Exxon Mobil (NYSE:XOM)
Historical Stock Chart
5 Years : From Jan 2013 to Jan 2018
Norway's Statoil ASA (STO, STL.OS) signed Saturday a cooperation agreement with Russian state oil company Rosneft (ROSN.RS) to develop Russia's mostly untapped offshore energy resources in the Arctic, thus joining two other global majors, Exxon Mobil Corp. (XOM) and Italy's Eni SpA (E, ENI.MI), which signed similar deals in April.
The deal is structured similarly to the ones Rosneft signed with Exxon and Eni and follows Russia's approval of long-awaited tax breaks for the potentially rich offshore fields. Like the previous two, this deal was signed in the presence of Russia's president-elect, Vladimir Putin.
Rosneft and Statoil have agreed to jointly explore offshore frontier areas of Russia and Norway and to conduct joint technical studies on two onshore Russian assets. The agreement also envisages Rosneft's acquisition of participating interests in selected Statoil projects.
Under the agreement, the companies will set up joint ventures, with Statoil holding 33.33% in each, and will jointly explore the Perseevsky license in the Russian part of the Central Barents Sea and three licenses--the Kashevarovsky, Lisyansky and Magadan-1--north of Sakhalin island in the Sea of Okhotsk. The four offshore licenses cover an area of more than 100,000 square kilometers.
"We aim for early access at scale in new and promising basins, positioning us for high-impact exploration. This agreement is at the core of our strategy, supporting our long-term growth ambitions," said Helge Lund, chief executive of Statoil, in a statement.
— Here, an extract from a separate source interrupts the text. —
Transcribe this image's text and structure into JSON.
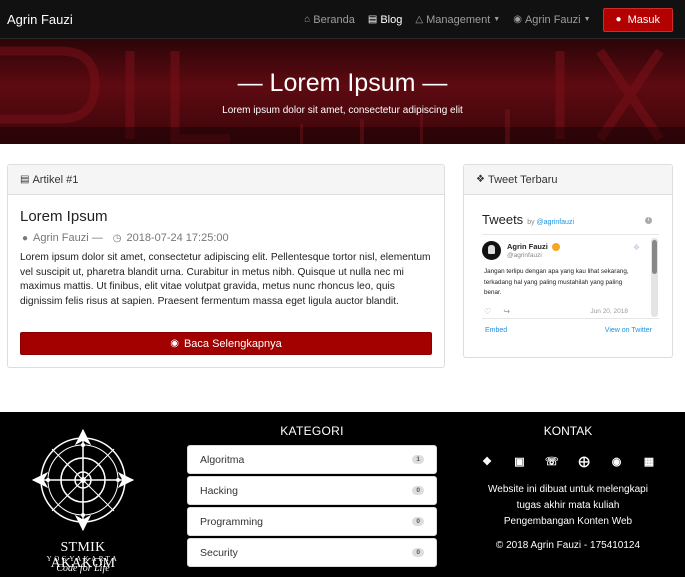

-By Alexander Kolyandr, Dow Jones Newswires; +7 495 232-9192 firstname.lastname@example.org